Fidel Henderson Edwards has been a key bowler for the West Indies since 2003. He was spotted by West Indies legend Brain Lara in nets. Within days of his national callup, Fidel bowled his fastest delivery of 57.7 km/hr against South Africa in 2003.
Fidel, who still continues to ply his trade with the Birmingham Bears, has picked 165 test wickets and 60 ODI wickets till 2020 Fidel took 165 wickets in Test cricket and 60 wickets in ODIs as of 2019. Fidel has also played for IPL sides Deccan Chargers and Rajasthan Royals.
Fastest Bowler in the World: Andy Roberts – 159.5 km/hr
Sir Andy Roberts is the second West Indian Fast Bowler to make our list of fastest bowlers in the world. He bowled his fastest ever ball at 159.5 km/hr against Australia in Perth, 1975. He was nicknamed as the ‘Jaw Breaker’ due to his mean, too quick, too deadly style of bowling.
Sir Andy Roberts was a man of achievements! He was the 1st player from Antigua to ever make the West Indies squad. He has picked 7 wickets in an innings, not once but twice. One of the best test cricket bowlers produced in the Carribean, Roberts also has two ten-wicket hauls in tests.
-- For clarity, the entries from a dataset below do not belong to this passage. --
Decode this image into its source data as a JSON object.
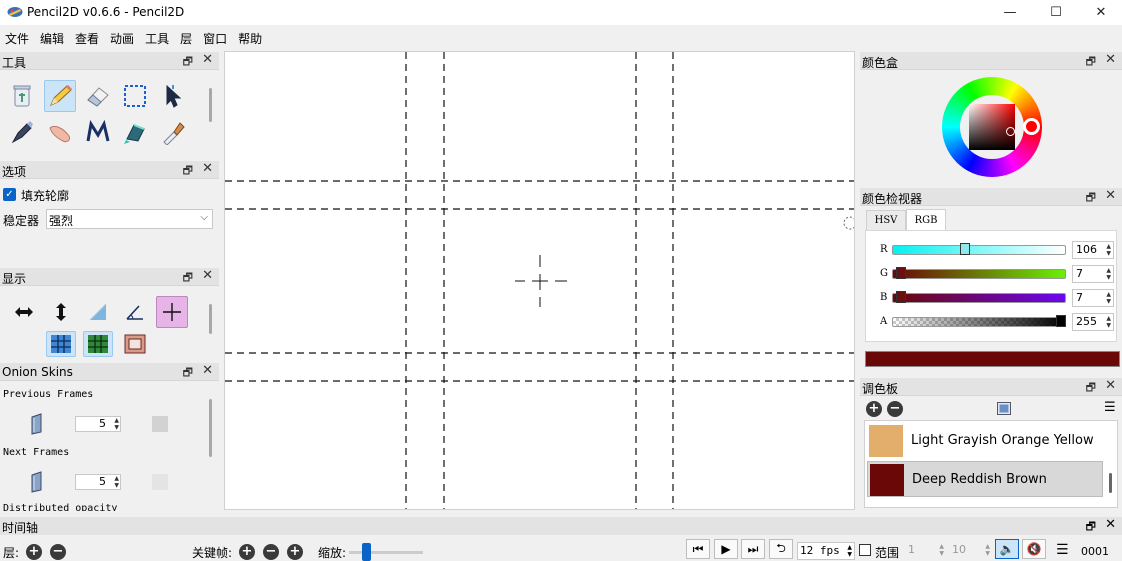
{
  "window": {
    "title": "Pencil2D v0.6.6 - Pencil2D",
    "minimize": "—",
    "maximize": "☐",
    "close": "✕"
  },
  "menu": [
    "文件",
    "编辑",
    "查看",
    "动画",
    "工具",
    "层",
    "窗口",
    "帮助"
  ],
  "tools_panel": {
    "title": "工具"
  },
  "options_panel": {
    "title": "选项",
    "fill_contour_label": "填充轮廓",
    "stabilizer_label": "稳定器",
    "stabilizer_value": "强烈"
  },
  "display_panel": {
    "title": "显示"
  },
  "onion_panel": {
    "title": "Onion Skins",
    "previous_label": "Previous Frames",
    "previous_value": "5",
    "next_label": "Next Frames",
    "next_value": "5",
    "distributed_label": "Distributed opacity"
  },
  "color_box": {
    "title": "颜色盒"
  },
  "color_inspector": {
    "title": "颜色检视器",
    "tabs": [
      "HSV",
      "RGB"
    ],
    "channels": [
      {
        "label": "R",
        "value": "106",
        "fraction": 0.416
      },
      {
        "label": "G",
        "value": "7",
        "fraction": 0.027
      },
      {
        "label": "B",
        "value": "7",
        "fraction": 0.027
      },
      {
        "label": "A",
        "value": "255",
        "fraction": 1.0
      }
    ],
    "current_color": "#6a0707"
  },
  "palette": {
    "title": "调色板",
    "items": [
      {
        "name": "Light Grayish Orange Yellow",
        "color": "#e3ae6c"
      },
      {
        "name": "Deep Reddish Brown",
        "color": "#6a0707"
      }
    ]
  },
  "timeline": {
    "title": "时间轴",
    "layer_label": "层:",
    "keyframe_label": "关键帧:",
    "zoom_label": "缩放:",
    "fps": "12 fps",
    "range_label": "范围",
    "range_start": "1",
    "range_end": "10",
    "frame_counter": "0001"
  }
}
Mitchell Starc – 160.4 km/hr
Australian bowler Mitchell Starc clocked his fastest delivery of 160.4 km/hr against New Zealand’s Ross Taylor in 2015. The young fiery, from New South Wales, sits on fifth place when it comes to the list of fastest bowlers in the world. One of the most feared bowlers of the game, he has dominated international oppositions for Australia.
Starc has been spearheading the Australian bowling attack alongside Pat Cummins and has kept the reputation up to the mark after an era of Brett Lee, Glenn McGrath, and Jason Gillespie.
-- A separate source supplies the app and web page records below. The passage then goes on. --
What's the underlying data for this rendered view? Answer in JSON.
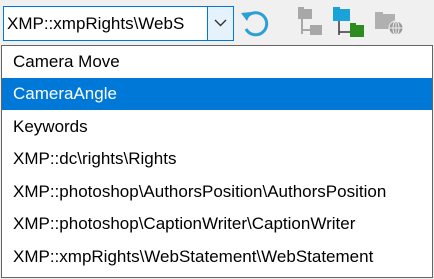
{
  "combo": {
    "value": "XMP::xmpRights\\WebS"
  },
  "toolbar": {
    "icons": {
      "dropdown": "chevron-down-icon",
      "refresh": "refresh-icon",
      "tree_collapsed": "folder-tree-gray-icon",
      "tree_active": "folder-tree-color-icon",
      "network": "network-folder-icon"
    },
    "colors": {
      "accent": "#0078d7",
      "folder_blue": "#1aa3d9",
      "folder_green": "#2e8b1e",
      "folder_gray": "#a8a8a8"
    }
  },
  "options": [
    {
      "label": "Camera Move",
      "selected": false
    },
    {
      "label": "CameraAngle",
      "selected": true
    },
    {
      "label": "Keywords",
      "selected": false
    },
    {
      "label": "XMP::dc\\rights\\Rights",
      "selected": false
    },
    {
      "label": "XMP::photoshop\\AuthorsPosition\\AuthorsPosition",
      "selected": false
    },
    {
      "label": "XMP::photoshop\\CaptionWriter\\CaptionWriter",
      "selected": false
    },
    {
      "label": "XMP::xmpRights\\WebStatement\\WebStatement",
      "selected": false
    }
  ]
}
Jeff Thomson – 160.6 km/hr
Former Australian pacer Jeffrey Robert Thomson was considered as the fastest bowler of his era. His fastest ball- 160.6 km/hr came against the West Indies in Perth, 1975. Thompson has picked 200 test wickets and 55 ODI wickets between 1972 and 1985.
Along with Dennis Lillee, Thompson became one of the most feared attacking in test cricket era of the 1970s and 1980s. The Australian Cricket Board inducted Thomson into their Hall of fame in January 2016.
Shaun Tait – 161.1 km/hr
Shaun Tait is the next name on our list of fastest bowlers in the world. He dominated over batting lineups for 11 years between 2005 and 2016. Tait’s fastest ever ball came against England when he clocked 161.1 km/hr. Known predominantly as an ODI bowler, Tait picked 62 wickets for Australia in ODIs.
He has also played T20 International matches. Domestically, Tait has played for a number of teams like the Rajasthan Royals, Kolkata Knight Riders, Hobart Hurricanes, Adelaide Strikers, and the Melbourne Renegades. The lanky tall Australian retired from all forms of cricket in March 2017.
Brett Lee – 161.1 km/hr
Brett Lee is, without doubt, Australia’s best bowler and among the top three in the world. The Australian was feared for his pace and his fastest delivery of 161.1 km/hr against New Zealand, 2005 shows why. He has an amazing career record of 310 test wickets, 280 ODI wickets, and 487 First-Class cricket.
Brett Lee was among the top reasons why Australia dominated cricket from the late 1990s to 2010. He was instrumental in Australia’s World Cup domination in 1999, 2003, and then again in 2007.
Fastest ball in cricket history: Shoaib Akhtar – 161.3 km/hr
Former Pakistani pacer Shoaib Akhtar is officially the fastest bowler in the world. Known as the ‘Rawalpindi Express’, Akhtar set a world record by bowling the fastest delivery of 161.3 km/hr against England in the 2003 ICC World Cup.
While modern-day bowlers struggle to hit 150 km/hr, Akhtar has crossed the 160 km/hr marker, not once but twice in his career. However, there have been allegations that the bowler used unfair means, including doping, to achieve the feat.
Akhar finished his 14-year career in 2011 with 178 test wickets and 247 wickets in ODIs. It is not shocking that most of the bowlers on the list are from Australia, the West Indies, and Pakistan. The three teams have had dominant bowling attacks for most of cricket history.